WORK ORDER ::
Print every record exactly.

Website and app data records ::
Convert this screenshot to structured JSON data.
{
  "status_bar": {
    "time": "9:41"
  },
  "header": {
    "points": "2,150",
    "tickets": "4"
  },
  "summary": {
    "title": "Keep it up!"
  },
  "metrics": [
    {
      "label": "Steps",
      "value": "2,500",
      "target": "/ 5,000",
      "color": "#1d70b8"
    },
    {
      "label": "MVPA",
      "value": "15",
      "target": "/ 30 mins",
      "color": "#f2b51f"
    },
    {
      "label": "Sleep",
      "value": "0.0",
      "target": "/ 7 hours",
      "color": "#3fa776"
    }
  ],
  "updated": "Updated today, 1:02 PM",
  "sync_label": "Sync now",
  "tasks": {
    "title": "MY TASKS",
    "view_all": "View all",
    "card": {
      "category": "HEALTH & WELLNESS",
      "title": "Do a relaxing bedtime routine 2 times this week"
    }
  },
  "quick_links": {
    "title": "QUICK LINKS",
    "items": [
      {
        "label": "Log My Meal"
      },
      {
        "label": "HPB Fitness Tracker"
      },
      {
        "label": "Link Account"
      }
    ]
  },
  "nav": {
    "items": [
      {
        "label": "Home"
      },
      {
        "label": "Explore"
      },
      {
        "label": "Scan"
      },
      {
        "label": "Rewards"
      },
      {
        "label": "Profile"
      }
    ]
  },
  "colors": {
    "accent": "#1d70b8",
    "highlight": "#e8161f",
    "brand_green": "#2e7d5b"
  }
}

ANSWER ::
Convert this screenshot to structured JSON data.
{
  "status_bar": {
    "time": "9:41"
  },
  "header": {
    "points": "2,150",
    "tickets": "4"
  },
  "summary": {
    "title": "Keep it up!"
  },
  "metrics": [
    {
      "label": "Steps",
      "value": "2,500",
      "target": "/ 5,000",
      "color": "#1d70b8"
    },
    {
      "label": "MVPA",
      "value": "15",
      "target": "/ 30 mins",
      "color": "#f2b51f"
    },
    {
      "label": "Sleep",
      "value": "0.0",
      "target": "/ 7 hours",
      "color": "#3fa776"
    }
  ],
  "updated": "Updated today, 1:02 PM",
  "sync_label": "Sync now",
  "tasks": {
    "title": "MY TASKS",
    "view_all": "View all",
    "card": {
      "category": "HEALTH & WELLNESS",
      "title": "Do a relaxing bedtime routine 2 times this week"
    }
  },
  "quick_links": {
    "title": "QUICK LINKS",
    "items": [
      {
        "label": "Log My Meal"
      },
      {
        "label": "HPB Fitness Tracker"
      },
      {
        "label": "Link Account"
      }
    ]
  },
  "nav": {
    "items": [
      {
        "label": "Home"
      },
      {
        "label": "Explore"
      },
      {
        "label": "Scan"
      },
      {
        "label": "Rewards"
      },
      {
        "label": "Profile"
      }
    ]
  },
  "colors": {
    "accent": "#1d70b8",
    "highlight": "#e8161f",
    "brand_green": "#2e7d5b"
  }
}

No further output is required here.